Elected party leader and Premier of Québec in 2014, Premier Philippe Couillard is a neurosurgeon, former cabinet minister, Member of Parliament, and respected leader, both in Canada and on the world stage.
 

Women Leaders Against Corruption: What Works

The fight against corruption is becoming increasingly prominent across much of the African continent. Corruption causes wasted development potential, poor governance, and lowered government legitimacy in the eyes of citizens. But while corruption remains a serious impediment to growth and good governance, some countries and leaders in Africa are making significant strides towards ending it.

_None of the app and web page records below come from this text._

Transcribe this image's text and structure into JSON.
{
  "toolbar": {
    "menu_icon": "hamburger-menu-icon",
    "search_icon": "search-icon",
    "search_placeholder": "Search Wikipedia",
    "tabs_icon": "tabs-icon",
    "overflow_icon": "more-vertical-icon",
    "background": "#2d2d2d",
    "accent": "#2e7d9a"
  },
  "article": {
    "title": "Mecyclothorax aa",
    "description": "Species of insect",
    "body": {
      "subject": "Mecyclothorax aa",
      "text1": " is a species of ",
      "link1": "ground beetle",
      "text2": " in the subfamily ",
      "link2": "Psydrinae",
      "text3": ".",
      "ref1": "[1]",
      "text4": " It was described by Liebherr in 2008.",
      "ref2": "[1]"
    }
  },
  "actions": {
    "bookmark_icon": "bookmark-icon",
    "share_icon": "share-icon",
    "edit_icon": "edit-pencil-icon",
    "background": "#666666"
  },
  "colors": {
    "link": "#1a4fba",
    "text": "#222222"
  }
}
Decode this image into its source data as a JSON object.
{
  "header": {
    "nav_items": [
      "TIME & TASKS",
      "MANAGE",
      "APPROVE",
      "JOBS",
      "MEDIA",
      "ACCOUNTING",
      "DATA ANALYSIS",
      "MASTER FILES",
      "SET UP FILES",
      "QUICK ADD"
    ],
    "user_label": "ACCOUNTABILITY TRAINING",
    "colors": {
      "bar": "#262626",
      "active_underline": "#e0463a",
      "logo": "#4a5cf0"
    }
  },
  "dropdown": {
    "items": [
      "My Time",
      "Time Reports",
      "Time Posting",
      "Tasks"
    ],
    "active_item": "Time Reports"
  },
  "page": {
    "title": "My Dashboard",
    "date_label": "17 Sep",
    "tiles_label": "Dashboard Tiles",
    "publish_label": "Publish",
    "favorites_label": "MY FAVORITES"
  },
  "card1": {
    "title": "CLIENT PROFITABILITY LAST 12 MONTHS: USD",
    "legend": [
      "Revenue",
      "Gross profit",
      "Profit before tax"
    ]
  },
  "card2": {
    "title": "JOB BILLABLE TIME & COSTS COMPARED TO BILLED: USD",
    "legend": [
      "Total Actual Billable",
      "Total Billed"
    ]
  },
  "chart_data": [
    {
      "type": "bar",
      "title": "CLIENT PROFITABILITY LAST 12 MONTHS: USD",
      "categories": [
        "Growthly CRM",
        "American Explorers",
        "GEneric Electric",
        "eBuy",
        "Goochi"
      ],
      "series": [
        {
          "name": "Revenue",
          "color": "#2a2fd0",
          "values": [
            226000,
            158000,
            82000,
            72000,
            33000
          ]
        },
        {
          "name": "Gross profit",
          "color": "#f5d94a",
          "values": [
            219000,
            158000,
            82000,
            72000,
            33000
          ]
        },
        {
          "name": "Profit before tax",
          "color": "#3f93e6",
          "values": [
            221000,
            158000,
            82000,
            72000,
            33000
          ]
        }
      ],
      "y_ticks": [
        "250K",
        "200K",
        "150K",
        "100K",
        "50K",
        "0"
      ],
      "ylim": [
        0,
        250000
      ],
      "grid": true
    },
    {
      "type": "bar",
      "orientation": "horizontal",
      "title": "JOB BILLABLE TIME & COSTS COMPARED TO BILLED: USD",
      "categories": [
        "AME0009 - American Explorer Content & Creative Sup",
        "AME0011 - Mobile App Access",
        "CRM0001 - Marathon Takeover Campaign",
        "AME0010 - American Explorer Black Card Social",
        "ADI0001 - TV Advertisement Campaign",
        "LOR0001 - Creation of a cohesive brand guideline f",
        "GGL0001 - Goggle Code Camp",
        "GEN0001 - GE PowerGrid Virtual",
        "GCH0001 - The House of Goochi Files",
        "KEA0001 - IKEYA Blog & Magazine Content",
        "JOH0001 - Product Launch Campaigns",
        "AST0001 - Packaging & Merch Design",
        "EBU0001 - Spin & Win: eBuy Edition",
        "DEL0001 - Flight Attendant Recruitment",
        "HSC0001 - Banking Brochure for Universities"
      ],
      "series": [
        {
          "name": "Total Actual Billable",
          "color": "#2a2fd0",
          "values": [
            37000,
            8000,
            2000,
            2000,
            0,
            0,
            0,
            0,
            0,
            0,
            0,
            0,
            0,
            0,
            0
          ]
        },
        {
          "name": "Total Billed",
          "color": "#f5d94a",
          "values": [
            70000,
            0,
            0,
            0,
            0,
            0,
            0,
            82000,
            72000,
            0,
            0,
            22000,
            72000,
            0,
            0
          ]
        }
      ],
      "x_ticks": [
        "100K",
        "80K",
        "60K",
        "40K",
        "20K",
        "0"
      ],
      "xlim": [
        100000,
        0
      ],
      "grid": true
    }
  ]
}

What Works in Reducing Community Violence: Spotlight on Central America and Mexico

Over the past decade, Mexico and Central America have witnessed escalating levels of community violence. Latin America as a whole is the most violent region in the world, accounting for 33 percent of global homicides despite representing only 9 percent of the world’s population. While prevention and rehabilitation are gaining ground in the region, government responses to violent crime continue to trend towards heavy-handed suppression, which has led to the wrongful arrest of thousands of youth, overwhelmed prisons and justice systems, and empowered gangs.
 

Ministers at War: Winston Churchill and the War Cabinet

It seems impossible now to imagine Great Britain during World War Two being led by anyone other than Winston Churchill.  It was not impossible at the time, however, as Jonathan Schneer will show in this presentation.  Moreover, despite a legend to the contrary that has been burnished over many years, Churchill had to manage a War Cabinet most of whose members never ceased to snipe at one another and at him, even as t

Confronting Corruption and Impunity in Central America: Examining the CICIG and other Models for the Region

While corruption and impunity have long been major challenges faced by Central American nations, only recently is there evidence that steps can be taken to turn the tide.  The UN-affiliated CICIG in Guatemala contributed to a corruption investigation that lead the President and Vice President to resign, loose their impunity, and face prosecution.  Meanwhile, Honduras and El Salvador are developing their own more limited mechanisms to combat corruption.
 

Harnessing the Private Sector, Trade, and Investment in Africa to Achieve the Sustainable Development Goals

The Millennium Development Goals (MDGs) expired in 2015 with mixed results in Africa. Overall, the continent made progress in women’s political participation, maternal mortality, and secondary school enrolment, but failed to meet its poverty reduction goals. The successor to the MDGs, the Sustainable Development Goals (SDGs), were ratified in September 2015, and promote a number of goals including eradicating poverty, achieving gender equality, and promoting peaceful and inclusive societies.

DHS: Progress in 2015, Goals for 2016--A Conversation with Secretary of Homeland Security Jeh C. Johnson

Please join the Wilson Center as Secretary Jeh C. Johnson, the fourth Secretary of the Department of Homeland Security, delivers his final State of Homeland Security address, entitled “DHS: Progress in 2015, Goals for 2016.” Secretary Johnson oversees the United States' third largest Cabinet department and leads the nation’s efforts to counter a broad range of threats, from terrorism to natural disasters. Secretary Johnson's remarks will be followed by a question & answer session with the Center's Director, President & CEO Jane Harman.

Pages